Many reading here won’t understand. [And yet she tries to explain anyway!] A big part of what’s hard on me is going through my own history – memories of what it was like to get sober, of those early days. If you’ve done it, you probably get it. It’s a big deal. Remembering what it was like invokes a kind of PTSD. Today and yesterday I’ve been thinking, Did I really do that? Did I really go through all that? And it’s like – yeah, I did. I felt like crying today and wanted to give myself a hug or somehow take care of myself in ways I neglected before. I had it hard. And I didn’t even know I had it as hard as I did. Does that mean I have it hard today, and I don’t know it, as well? It’s a scary thought.

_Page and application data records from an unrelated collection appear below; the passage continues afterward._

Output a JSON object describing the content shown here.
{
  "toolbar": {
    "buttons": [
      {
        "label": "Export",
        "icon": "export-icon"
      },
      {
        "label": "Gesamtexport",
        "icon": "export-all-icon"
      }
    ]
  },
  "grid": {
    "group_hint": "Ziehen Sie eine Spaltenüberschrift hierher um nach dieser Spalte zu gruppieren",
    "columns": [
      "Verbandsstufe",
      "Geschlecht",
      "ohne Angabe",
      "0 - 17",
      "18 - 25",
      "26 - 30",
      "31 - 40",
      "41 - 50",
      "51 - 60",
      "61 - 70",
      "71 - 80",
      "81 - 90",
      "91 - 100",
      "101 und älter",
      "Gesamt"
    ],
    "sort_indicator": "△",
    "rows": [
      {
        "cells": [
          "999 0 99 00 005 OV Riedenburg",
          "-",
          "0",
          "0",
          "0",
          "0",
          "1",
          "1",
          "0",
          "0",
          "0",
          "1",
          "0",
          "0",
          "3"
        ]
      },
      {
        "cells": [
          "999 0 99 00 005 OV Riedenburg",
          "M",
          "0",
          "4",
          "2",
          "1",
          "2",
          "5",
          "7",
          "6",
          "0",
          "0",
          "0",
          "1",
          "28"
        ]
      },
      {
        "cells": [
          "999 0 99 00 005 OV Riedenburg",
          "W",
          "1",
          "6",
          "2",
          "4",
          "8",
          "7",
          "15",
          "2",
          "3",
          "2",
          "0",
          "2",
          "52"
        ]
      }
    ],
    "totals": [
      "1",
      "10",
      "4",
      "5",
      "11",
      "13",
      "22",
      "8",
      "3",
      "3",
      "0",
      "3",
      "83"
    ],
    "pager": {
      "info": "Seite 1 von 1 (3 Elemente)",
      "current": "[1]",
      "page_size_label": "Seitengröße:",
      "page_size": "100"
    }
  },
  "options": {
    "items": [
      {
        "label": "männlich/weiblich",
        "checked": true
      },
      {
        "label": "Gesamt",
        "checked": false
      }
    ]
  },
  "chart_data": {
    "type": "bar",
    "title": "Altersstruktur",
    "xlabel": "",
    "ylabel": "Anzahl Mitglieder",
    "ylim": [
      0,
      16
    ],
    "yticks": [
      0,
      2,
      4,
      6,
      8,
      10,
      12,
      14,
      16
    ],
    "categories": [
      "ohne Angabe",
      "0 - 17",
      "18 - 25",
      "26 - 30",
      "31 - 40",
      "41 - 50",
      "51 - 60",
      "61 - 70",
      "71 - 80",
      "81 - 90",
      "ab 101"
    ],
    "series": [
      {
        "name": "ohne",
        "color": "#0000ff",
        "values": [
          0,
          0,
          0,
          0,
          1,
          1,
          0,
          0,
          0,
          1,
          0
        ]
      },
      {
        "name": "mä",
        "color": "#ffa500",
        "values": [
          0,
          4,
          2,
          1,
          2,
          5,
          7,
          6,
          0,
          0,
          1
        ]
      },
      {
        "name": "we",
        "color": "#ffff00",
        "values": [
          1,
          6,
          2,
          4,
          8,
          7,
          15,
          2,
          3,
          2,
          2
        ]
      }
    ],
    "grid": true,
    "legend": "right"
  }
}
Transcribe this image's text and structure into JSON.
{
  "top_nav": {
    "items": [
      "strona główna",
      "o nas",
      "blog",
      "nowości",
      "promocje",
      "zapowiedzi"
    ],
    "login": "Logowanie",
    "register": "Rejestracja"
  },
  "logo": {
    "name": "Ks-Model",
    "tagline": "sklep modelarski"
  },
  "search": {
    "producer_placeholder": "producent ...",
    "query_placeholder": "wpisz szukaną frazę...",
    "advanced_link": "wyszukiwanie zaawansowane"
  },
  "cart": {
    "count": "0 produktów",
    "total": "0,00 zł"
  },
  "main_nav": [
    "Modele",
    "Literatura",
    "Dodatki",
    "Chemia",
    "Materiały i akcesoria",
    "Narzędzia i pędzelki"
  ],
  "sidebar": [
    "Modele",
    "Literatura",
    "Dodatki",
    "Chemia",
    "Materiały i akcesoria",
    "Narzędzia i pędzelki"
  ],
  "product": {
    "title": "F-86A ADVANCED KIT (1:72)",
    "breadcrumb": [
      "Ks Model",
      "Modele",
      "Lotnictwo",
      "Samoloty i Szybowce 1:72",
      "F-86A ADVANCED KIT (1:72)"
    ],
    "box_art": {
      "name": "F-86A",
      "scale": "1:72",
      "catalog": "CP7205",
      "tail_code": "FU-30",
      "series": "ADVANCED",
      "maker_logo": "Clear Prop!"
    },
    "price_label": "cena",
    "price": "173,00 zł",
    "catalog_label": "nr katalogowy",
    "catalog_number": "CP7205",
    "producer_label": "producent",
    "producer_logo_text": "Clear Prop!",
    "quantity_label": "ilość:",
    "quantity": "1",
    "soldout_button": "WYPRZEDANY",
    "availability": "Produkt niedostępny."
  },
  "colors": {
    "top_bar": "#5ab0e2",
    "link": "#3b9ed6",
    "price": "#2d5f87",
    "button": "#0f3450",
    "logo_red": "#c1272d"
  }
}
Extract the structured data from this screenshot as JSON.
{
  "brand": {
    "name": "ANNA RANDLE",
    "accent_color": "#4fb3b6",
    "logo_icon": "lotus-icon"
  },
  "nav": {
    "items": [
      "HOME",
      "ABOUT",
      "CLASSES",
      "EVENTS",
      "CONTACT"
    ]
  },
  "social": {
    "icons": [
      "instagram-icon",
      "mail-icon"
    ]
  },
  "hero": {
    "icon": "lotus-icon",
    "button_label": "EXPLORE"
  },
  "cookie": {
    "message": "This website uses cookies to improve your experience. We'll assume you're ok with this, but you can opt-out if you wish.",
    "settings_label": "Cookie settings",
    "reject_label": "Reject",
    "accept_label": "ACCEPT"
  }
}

I am tired of suffering. It hurts.

Tonight: I resolutely put aside my fears and my own traumatic memories. I am here now, my children downstairs want me now. My husband is available to me now. A small dish of strawberry shortcake awaits. Hot water and soft pajamas. A warm bed. A curious dog. Purring, comforted kitties.

I am here now. Tomorrow is another adventure.

amid verdant plains watered by wide streams, one inhales the purest air of heaven

Hutch & Phee

I stop and stare down at the trail. “What kind of ass leaves a cigarette butt on the ground in a public park?”

“A Deluxe Premium Ass?” my daughter suggests helpfully.

You know, in case I’d forgotten I was walking with the most AWESOME AND FUNNY PERSON ON THE PLANET.

It is not possible for me to accurately photograph, describe, or render in poetry and prose how wonderful, green, and alive it is here – year round. Our weather is perfect. Amazing. It is wet and grey and cold a lot for a big part of the year. But even that is incredibly cozy and alive and real. And all around the calendar, it is so crisp and beautiful and green. Just: greener than life.

Greenery

Fungi

Scarred & Burned

On the trail, some signs of human interference. “Courtney [heart]’Z Penis”:

"Courtney <3'Z Penis"

My daughter manages a small trickle of a stream:

Crossing

Hutch waits patiently. He ran a lot today. He loved being in the woods with us.

Bridge

Later: my friend C. has a big milestone today. I love her very much. I reflected for a couple days on what kind of thing I could buy her, or write for her, or make. Today I fashioned a loaf of the challah I knew she enjoyed and wrapped it fresh out of the oven, with a homemade card and my blessing.

For C.

Tomorrow: yoga, a visit to a museum. Maybe. We will see! Let not our plans get in the way of our life.